**Data excerpts**:
━━━━━━

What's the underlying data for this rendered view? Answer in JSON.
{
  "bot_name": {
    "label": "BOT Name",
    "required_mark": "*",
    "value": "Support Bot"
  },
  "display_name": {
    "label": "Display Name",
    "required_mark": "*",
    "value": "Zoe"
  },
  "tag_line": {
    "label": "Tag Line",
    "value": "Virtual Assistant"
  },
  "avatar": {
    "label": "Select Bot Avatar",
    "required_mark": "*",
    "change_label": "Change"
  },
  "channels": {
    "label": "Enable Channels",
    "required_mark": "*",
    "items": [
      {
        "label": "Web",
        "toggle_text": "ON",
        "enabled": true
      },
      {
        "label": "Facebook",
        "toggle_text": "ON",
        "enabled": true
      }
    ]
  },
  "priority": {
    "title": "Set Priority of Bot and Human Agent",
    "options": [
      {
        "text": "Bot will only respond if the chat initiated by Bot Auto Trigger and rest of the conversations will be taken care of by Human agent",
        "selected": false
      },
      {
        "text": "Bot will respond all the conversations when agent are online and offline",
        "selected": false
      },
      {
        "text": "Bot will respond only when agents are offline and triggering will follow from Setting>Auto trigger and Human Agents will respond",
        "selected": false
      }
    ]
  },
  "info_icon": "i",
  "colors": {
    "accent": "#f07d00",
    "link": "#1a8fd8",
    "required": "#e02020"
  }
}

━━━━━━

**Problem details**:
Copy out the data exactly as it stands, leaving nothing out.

**Problem solution**:
What's the underlying data for this rendered view? Answer in JSON.
{
  "bot_name": {
    "label": "BOT Name",
    "required_mark": "*",
    "value": "Support Bot"
  },
  "display_name": {
    "label": "Display Name",
    "required_mark": "*",
    "value": "Zoe"
  },
  "tag_line": {
    "label": "Tag Line",
    "value": "Virtual Assistant"
  },
  "avatar": {
    "label": "Select Bot Avatar",
    "required_mark": "*",
    "change_label": "Change"
  },
  "channels": {
    "label": "Enable Channels",
    "required_mark": "*",
    "items": [
      {
        "label": "Web",
        "toggle_text": "ON",
        "enabled": true
      },
      {
        "label": "Facebook",
        "toggle_text": "ON",
        "enabled": true
      }
    ]
  },
  "priority": {
    "title": "Set Priority of Bot and Human Agent",
    "options": [
      {
        "text": "Bot will only respond if the chat initiated by Bot Auto Trigger and rest of the conversations will be taken care of by Human agent",
        "selected": false
      },
      {
        "text": "Bot will respond all the conversations when agent are online and offline",
        "selected": false
      },
      {
        "text": "Bot will respond only when agents are offline and triggering will follow from Setting>Auto trigger and Human Agents will respond",
        "selected": false
      }
    ]
  },
  "info_icon": "i",
  "colors": {
    "accent": "#f07d00",
    "link": "#1a8fd8",
    "required": "#e02020"
  }
}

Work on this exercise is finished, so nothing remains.